Many of us enter this system even before we’re eligible for the vote, so it’s not surprising that we see this order as “natural” and take it for granted. That same economy is currently chugging energetically along. Just about everybody who wants one has a paying job; business is booming; the stock market, despite occasional lurches, keeps climbing, and everything’s peachy, right? Why not graft this highly successful model onto our civic life?

Hold on: maybe that glittery big picture deserves a closer look. Let’s zoom down to ground level. Pat, a single full-time worker, makes $4,000/month. After deducting health insurance and other standard costs, Pat takes home about $3,100. Pat’s rent is $1,600/month; heating, cooling and electricity run $100; groceries run $400; internet, phone, and cable come to $200. Then there’s the car payment, insurance, and gas to get around, $400, and student loan payments of $275.

This leaves Pat with $125/month for fun, or emergencies, or the next spike in gas or grocery prices.

That wide-angle economic lens misses these details. Many in this economy — childcare workers, for example — can’t even dream of a $25/hour paycheck. If Pat marries and starts a family, let’s hope grandparents will babysit. Pat can neither find nor afford professional childcare. But we digress, or do we?

Workers, most of us between 18 and 65, get little say on salaries and benefits except with their feet, risky even in this job market. We get little or no say on working conditions, hours, or compensation. We do get injured, ill, stressed, harassed, and worse at our jobs. Is this really the model we want for our political lives?

Are we ready to give up our one lever of democratic power? Because that, folks, is what’s actually on the 2024 ballot. Forget Trump and Biden, what’s at stake here is larger than these men and their parties. No matter who wins the 2024 presidential election, Americans had better buckle up.

If the Democratic nominee wins, Republicans, or some subset thereof, are coming for this democracy. I’m no seer, I’m just passing on their promises. Let’s recall that at least seven Americans died as a result of the coup attempt. The faction responsible for their deaths has had 3½ years to plot another insurrection. Alarmist nonsense? They’re all in jail now? I hope you’re right. I fear you’re mistaken.

If the Republican nominee wins and is also Donald Trump, plans are already in hand to “revise,” courtesy of Stephen Miller, our 236-year-old Constitution, that fusty old relic. And what about all this other governmental clutter? Why bother with a Department of Education? Learning makes people uppity and hard to control. What’s this so-called Justice Department for? We don’t need that. The new president and his hench-staff can decide what’s just.

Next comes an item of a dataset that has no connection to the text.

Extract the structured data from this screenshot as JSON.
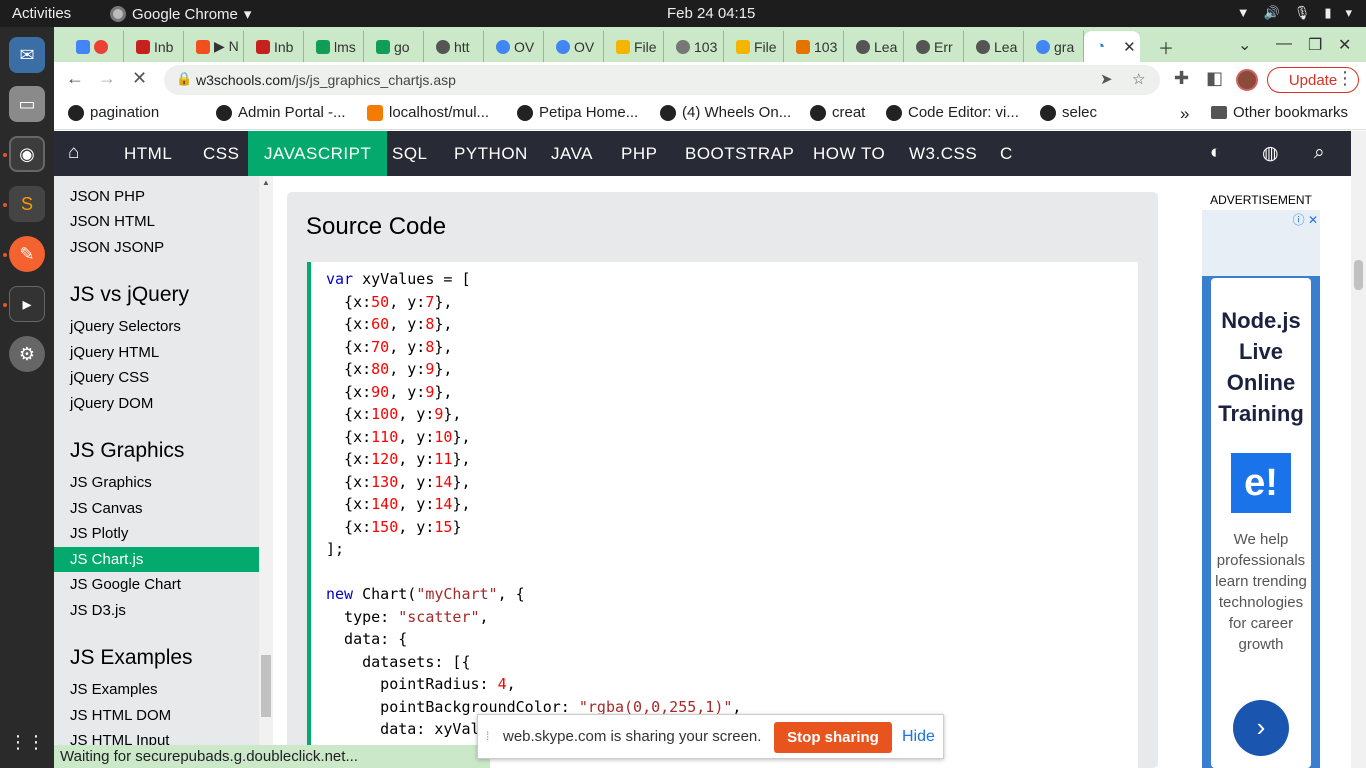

Whoever gets elected, we may be in for some fireworks. It’s not Democrat versus Republican this time, it’s idol versus ideal, autocracy versus democracy. That, friends, is my forecast for the contest we face in 2024. We’re the ones on the ballot this time. As Benjamin Franklin warned us back in 1787, we’ve got a democracy, if we can keep it.